We have to tell you something about that hand-me-down chair tucked in the corner of your bedroom, you know, the one with the lovely shape and sturdy bones but hideous, striped fabric that you’ve been meaning to recover. Well, you’re about to discover that a simple recovering isn’t as simple as you thought.
Nor as affordable. Prices for furniture upholstery can range vastly depending on the scope of the project, quality, and amount of materials, and the upholsterer itself. Good news is, with so many choices, there’s a ton of wiggle room for tweaking your project to fit your budget.
To illustrate our point, we went to the pros at A&B Upholstery in Costa Mesa, California, and asked for their bids on three make-believe upholstery projects using the same, standard, eight-foot sofa. A&B is a 30-year-old, family-run business whose expertise runs the gamut from recovering, refilling, and retying springs to building entire frames from scratch. Because their clientele consists mainly of custom work commissioned by interior designers, both A&B’s work and price points fall on the higher end. “We wouldn’t cover an IKEA couch, for instance,” says A&B’s Ana Melissa Madrid. “It’s not worth it; chances are our upholstery would outlast the couch.”
For this exercise, we used a photo of a basic non-tufted sofa with three seat cushions and three back cushions (pictured in the lead image above) for reference. They calculated the cost using standard sofa dimensions: 82″ width x 34″ height x 34″ depth x 21″ seat height.
If there were fine-print legalese on this story, it would say that all prices shown here are approximate and will vary greatly from project to project—and that one should consult their upholsterer for a more accurate estimate. Bottom line: Get at least two estimates and communicate your budget. “We don’t turn away anyone based on budget” Madrid says. “We can be very creative.”
Project #1: Sofa recovered in a solid, inexpensive fabric.
Fabric is an upholstery job’s biggest wild card. “You could go with a $10 per yard cotton at the craft store or a $200 per yard vintage Hermes print,” says Ana Melissa, whose business offers customers the choice of bringing in their own textile or purchasing it in-house at a discount. The only real restrictions around fabric are that it be upholstery-weight and come in sufficient yardage to cover your furnishing (around 15 to 20 yards for an eight-foot sofa). For this bid, we assumed a low-grade, basket-weave solid cotton at around $20 per yard.

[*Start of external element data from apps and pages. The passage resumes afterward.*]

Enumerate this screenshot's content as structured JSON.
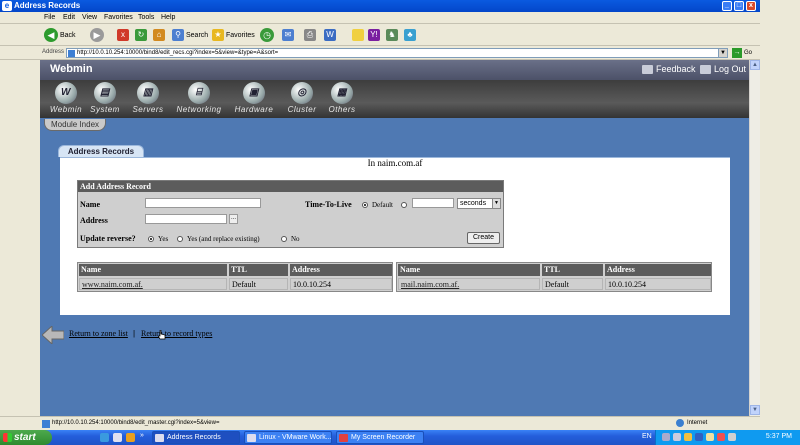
{
  "window": {
    "title": "Address Records"
  },
  "menu": [
    "File",
    "Edit",
    "View",
    "Favorites",
    "Tools",
    "Help"
  ],
  "toolbar": {
    "back_label": "Back",
    "search_label": "Search",
    "favorites_label": "Favorites"
  },
  "address_bar": {
    "label": "Address",
    "url": "http://10.0.10.254:10000/bind8/edit_recs.cgi?index=5&view=&type=A&sort=",
    "go_label": "Go"
  },
  "webmin": {
    "logo": "Webmin",
    "feedback": "Feedback",
    "logout": "Log Out",
    "nav": [
      "Webmin",
      "System",
      "Servers",
      "Networking",
      "Hardware",
      "Cluster",
      "Others"
    ],
    "module_index": "Module Index"
  },
  "page": {
    "tab": "Address Records",
    "title": "In naim.com.af",
    "form": {
      "heading": "Add Address Record",
      "name_label": "Name",
      "address_label": "Address",
      "ttl_label": "Time-To-Live",
      "ttl_default": "Default",
      "ttl_unit": "seconds",
      "reverse_label": "Update reverse?",
      "reverse_options": [
        "Yes",
        "Yes (and replace existing)",
        "No"
      ],
      "address_button": "...",
      "create_button": "Create"
    },
    "table_headers": [
      "Name",
      "TTL",
      "Address"
    ],
    "records_left": [
      {
        "name": "www.naim.com.af.",
        "ttl": "Default",
        "address": "10.0.10.254"
      }
    ],
    "records_right": [
      {
        "name": "mail.naim.com.af.",
        "ttl": "Default",
        "address": "10.0.10.254"
      }
    ],
    "return_zone": "Return to zone list",
    "separator": "|",
    "return_types": "Return to record types"
  },
  "status": {
    "text": "http://10.0.10.254:10000/bind8/edit_master.cgi?index=5&view=",
    "zone": "Internet"
  },
  "taskbar": {
    "start": "start",
    "tasks": [
      "Address Records",
      "Linux - VMware Work...",
      "My Screen Recorder"
    ],
    "lang": "EN",
    "clock": "5:37 PM"
  }
}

TIP: Printed fabric ups the price slightly as it requires additional yardage and takes more time and skill to cut and align.

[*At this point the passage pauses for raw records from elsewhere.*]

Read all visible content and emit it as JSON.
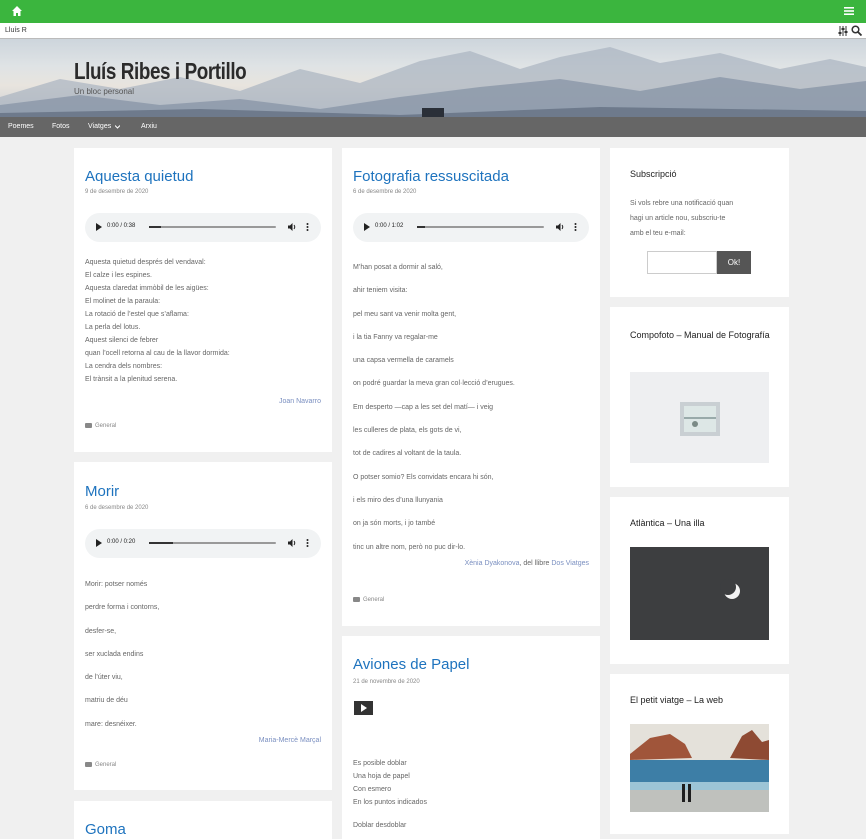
{
  "colors": {
    "topbar": "#3bb53e",
    "nav": "#666666",
    "link": "#1e73be",
    "author": "#7a8fc0"
  },
  "topbar": {
    "home_icon": "home-icon",
    "menu_icon": "hamburger-menu-icon"
  },
  "adminbar": {
    "site_label": "Lluís R",
    "filter_icon": "sliders-icon",
    "search_icon": "search-icon"
  },
  "site": {
    "title": "Lluís Ribes i Portillo",
    "description": "Un bloc personal"
  },
  "nav": {
    "items": [
      {
        "label": "Poemes"
      },
      {
        "label": "Fotos"
      },
      {
        "label": "Viatges"
      },
      {
        "label": "Arxiu"
      }
    ]
  },
  "posts": [
    {
      "title": "Aquesta quietud",
      "date": "9 de desembre de 2020",
      "audio": {
        "time": "0:00 / 0:38"
      },
      "lines": [
        "Aquesta quietud després del vendaval:",
        "El calze i les espines.",
        "Aquesta claredat immòbil de les aigües:",
        "El molinet de la paraula:",
        "La rotació de l’estel que s’aflama:",
        "La perla del lotus.",
        "Aquest silenci de febrer",
        "quan l’ocell retorna al cau de la llavor dormida:",
        "La cendra dels nombres:",
        "El trànsit a la plenitud serena."
      ],
      "author": "Joan Navarro",
      "category": "General"
    },
    {
      "title": "Morir",
      "date": "6 de desembre de 2020",
      "audio": {
        "time": "0:00 / 0:20"
      },
      "lines": [
        "Morir: potser només",
        "perdre forma i contorns,",
        "desfer-se,",
        "ser xuclada endins",
        "de l’úter viu,",
        "matriu de déu",
        "mare: desnéixer."
      ],
      "author": "Maria-Mercè Marçal",
      "category": "General"
    },
    {
      "title": "Goma"
    },
    {
      "title": "Fotografia ressuscitada",
      "date": "6 de desembre de 2020",
      "audio": {
        "time": "0:00 / 1:02"
      },
      "lines": [
        "M’han posat a dormir al saló,",
        "ahir teniem visita:",
        "pel meu sant va venir molta gent,",
        "i la tia Fanny va regalar-me",
        "una capsa vermella de caramels",
        "on podré guardar la meva gran col·lecció d’erugues.",
        "Em desperto —cap a les set del matí— i veig",
        "les culleres de plata, els gots de vi,",
        "tot de cadires al voltant de la taula.",
        "O potser somio? Els convidats encara hi són,",
        "i els miro des d’una llunyania",
        "on ja són morts, i jo també",
        "tinc un altre nom, però no puc dir-lo."
      ],
      "author": "Xènia Dyakonova",
      "author_mid": ", del llibre ",
      "source": "Dos Viatges",
      "category": "General"
    },
    {
      "title": "Aviones de Papel",
      "date": "21 de novembre de 2020",
      "video_icon": "play-video-icon",
      "lines": [
        "Es posible doblar",
        "Una hoja de papel",
        "Con esmero",
        "En los puntos indicados",
        "",
        "Doblar desdoblar"
      ]
    }
  ],
  "widgets": {
    "subscribe": {
      "title": "Subscripció",
      "text": [
        "Si vols rebre una notificació quan",
        "hagi un article nou, subscriu-te",
        "amb el teu e-mail:"
      ],
      "email_placeholder": "",
      "button": "Ok!"
    },
    "links": [
      {
        "title": "Compofoto – Manual de Fotografía"
      },
      {
        "title": "Atlàntica – Una illa"
      },
      {
        "title": "El petit viatge – La web"
      }
    ]
  }
}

Project #2: Sofa recovered in same solid, inexpensive fabric and cushions refilled.
If your existing cushions are in bad shape, the price will go up. Fill material varies, too; although not as widely as fabric. On the very low end is foam, which can be found at a craft store for around $40 per cushion but won’t be as comfortable or last as long as other, pricier fill options. A&B won’t even work with all-foam filling unless it’s a just-for-looks piece. What they will do is wrap a foam cushion in Dacron or down, which raises the price only slightly.
On the high end are goose-down blends, which in themselves range from low- to luxury-grade and can cost as much as $150 per cushion. “Even the low grade is really nice, though,” Madrid says.

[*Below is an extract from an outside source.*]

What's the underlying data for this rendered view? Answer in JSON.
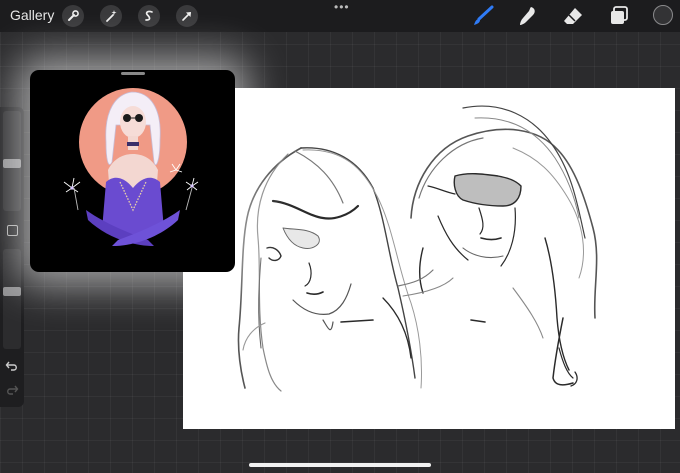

For this bid, we assumed an entire cushion’s worth of mid-grade, goose-down filling costing in the neighborhood of $450 to fill an entire sofa (in addition to the same $20 basket-weave solid cotton used in Project #1 above).
TIP: To keep costs down, consider only partially refilling your old cushions. “As long as it’s not disintegrating, I can keep some of the existing filling and just refresh with a little new,” Ana Melissa says.
Project #3: Sofa recovered in an expensive fabric and cushions refilled.
A&B once took on a project for an upscale design house that involved covering a sofa in hand-sewn mohair at $200 per yard (you can do the obnoxious math on that). Sure, mohair probably isn’t on the table for your project, but a quality linen might be. Vintage textiles are pretty hot these days, too. “Antique fabric can be tricky, because rarely is there enough to cover a whole piece,” Madrid says. “But sometimes we can get creative by working in small sections of an antique or damaged fabric to a larger swath of new fabric.”
For this bid, we assumed the works: a combo of high-end handwoven Belgian linen ($160 per yard) plus a complete refilling of cushions with high-grade goose-down filling ($150 per cushion).
TIP: Check thrift stores and your local wholesale fabric warehouse for good deals on good fabric.
The Expert: A&B Upholstery, 930 W. 16th, Unit D-1, Costa Mesa, CA, 92627